Like roses, Papavers or poppies, offer a rich palette of colors. From sexy reds, baby pinks, yummy peaches, to creamy whites and plum purples they can make my mouth drool reminding me of a refreshing sorbet. Perfect on a steamy summer day.
Poppies hail from various parts of the world and include a wide variety of species. There’s the native yellow California poppy that grows wild and is a sight to behold after a much appreciated rainy spring season. The others, as shown here, are Papaver orientale, or Oriental poppies, coming originally from the Caucasus and enjoyed for close to four thousand years. Like many flowers, poppies can be consumed in multiple ways. Gardens are often flush with edibles such as nasturtiums and violets, as well as autumn crocuses whose stamens are meticulously picked for saffron — hence the exorbitant cost.
Once banned in Afghanistan by the Taliban (hmm, no pun intended), Papaver somniferum, the opium poppy, aka the breadseed poppy, is the species of plant from which opiates such as morphine and other pharmaceutical drugs are derived. We can also enjoy poppy seeds on our bagels with cream cheese and lox.
That said, my focus here is purely visual. I’ve chosen to use black and white for these floral portraits, taken in my Berkshire garden to minimize distraction. The multiple shades of gray, bring the flower, with its transparently thin, paper-like petals to its bare essentials: form, structure and texture.
A drooping bud preparing to burst open.
Waxy leaves, reminiscent of kale, are intriguing for their sculptural qualities.
And then we are left with the beautifully shaped seed head, resembling a star fish.
Break it open once it has dried and you’ll discover a bunch of tiny black seeds for future planting.

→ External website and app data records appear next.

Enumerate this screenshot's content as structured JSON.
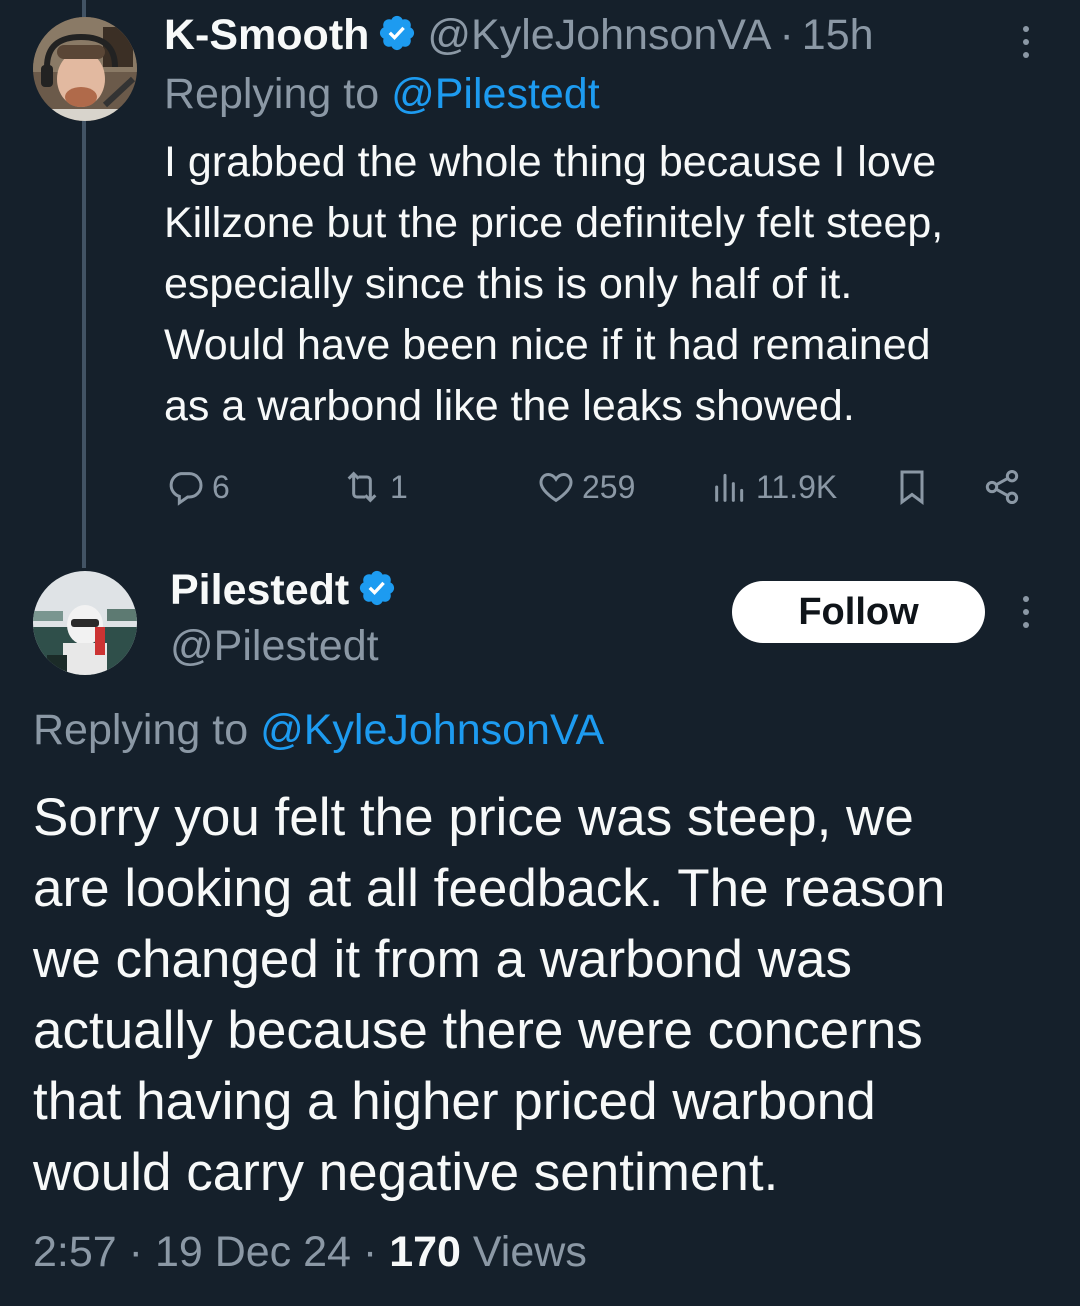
{
  "reply_tweet": {
    "display_name": "K-Smooth",
    "handle": "@KyleJohnsonVA",
    "separator": "·",
    "time": "15h",
    "replying_prefix": "Replying to",
    "replying_to": "@Pilestedt",
    "text": "I grabbed the whole thing because I love\nKillzone but the price definitely felt steep,\nespecially since this is only half of it.\nWould have been nice if it had remained\nas a warbond like the leaks showed.",
    "stats": {
      "replies": "6",
      "reposts": "1",
      "likes": "259",
      "views": "11.9K"
    }
  },
  "main_tweet": {
    "display_name": "Pilestedt",
    "handle": "@Pilestedt",
    "follow_label": "Follow",
    "replying_prefix": "Replying to",
    "replying_to": "@KyleJohnsonVA",
    "text": "Sorry you felt the price was steep, we\nare looking at all feedback. The reason\nwe changed it from a warbond was\nactually because there were concerns\nthat having a higher priced warbond\nwould carry negative sentiment.",
    "time": "2:57",
    "date": "19 Dec 24",
    "separator": "·",
    "views_count": "170",
    "views_label": "Views"
  },
  "icons": {
    "verified": "verified-badge-icon",
    "more": "more-icon",
    "reply": "reply-icon",
    "repost": "repost-icon",
    "like": "heart-icon",
    "views": "views-icon",
    "bookmark": "bookmark-icon",
    "share": "share-icon"
  },
  "colors": {
    "background": "#15202b",
    "text": "#f7f9f9",
    "muted": "#8b98a5",
    "accent": "#1d9bf0",
    "thread_line": "#425364",
    "follow_bg": "#ffffff"
  }
}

Mine simply self-propagate. Thanks to the wind, they’re popping up in unexpected places including my compost heap where I probably threw some out at the end of the summer season last year.
As a point of interest, according to Wikipedia: “The DEA raided Thomas Jefferson's Monticello estate in 1987. It removed the poppy plants that had been planted continually there since Jefferson was alive and using opium from them. Employees of the foundation also destroyed gift shop items like shirts depicting the poppy and packets of the heirloom seed." https://en.wikipedia.org/wiki/Papaver_somniferum#Opiates